The number one topic of 2021 is hybrid teams.


I was speaking to an old friend last week who is the CEO of a Tech Start-Up, we discussed new ideas and plans for office spaces, hybrid teams and the future of the workplace. Their business is based in Melbourne and experienced the full impact of COVID like many parts of Australia. They let go of their office space in March last year, luckily having their lease up for negotiation at that time. They are only now coming back together, but instead of an office of their own, they are using a shared workspace for their team of 14, leasing 8 chairs a day. They are currently working through how they will collaborate, connect and work in this new world.

Man working remotely on couch in city

In this conversation with the CEO, the topic of discussion was office spaces, hybrid teams and how work happens, and how to support productive, high-performing, hybrid teams. Getting the balance right in terms of paying for office space, when it is empty, but also allowing space and time for face-to-face collaboration can be a juggle. It is about getting the balance right. On one hand, you have to consider overhead expenses for a half-empty office space and on the other, you need to provide the right space and allocate time for face-to-face collaboration.


So, how do you create a high-performing culture when not everyone is in the office?

With some team members working face to face and others set up remotely, it can be a challenge to engage the team equally and ensure that there is visibility, and everyone is productive. So, how do you get your team collaborating? We know that the benefits help people learn and grow, solve problems as well as innovate.


Can you still drive forward collectively when they don’t see each other all the time?


A recent HBR article cited that we are “seeing a once-in-a-lifetime opportunity to reset work using a hybrid model—one that, if we can get it right, will allow us to make our work lives more purposeful, productive, agile, and flexible.” So, this sounds like a win-win, right? However, there is a bit of work to get done to get this right.


Women working remotely from cafe with coffee

Culture

As the old saying goes, culture eats strategy for breakfast. The companies that had already focused on culture were able to adapt and fall back on their values when times get tough.
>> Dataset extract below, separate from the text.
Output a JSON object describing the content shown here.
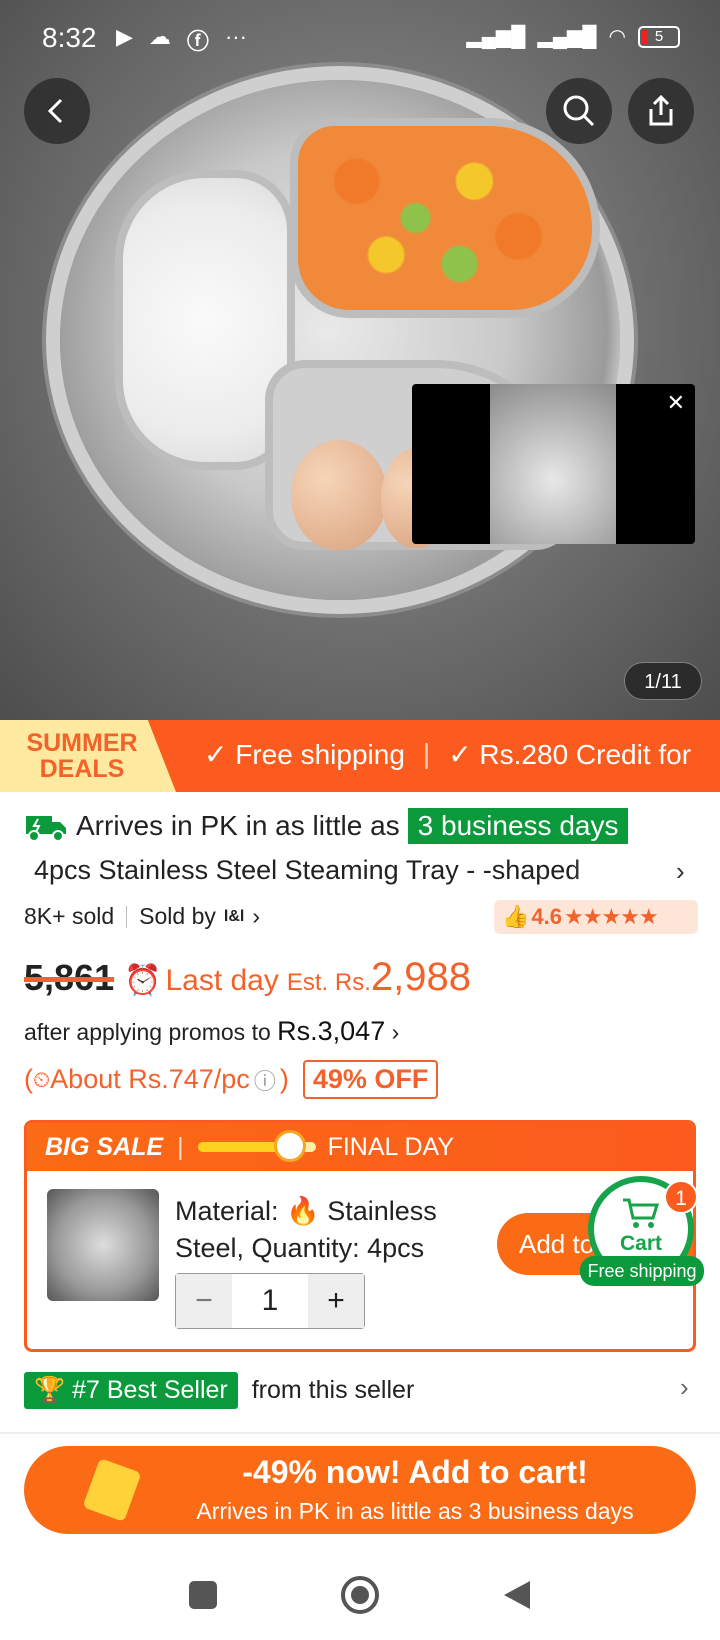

One of my clients JVAT is a great example of this, they grew 50% through COVID-19 which is a testament to their leadership and culture through challenging times. They had the opposite problem where most if not all of the team wanted to come back into the office, they had to implement a roster system to meet the sq metre restrictions imposed in Melbourne.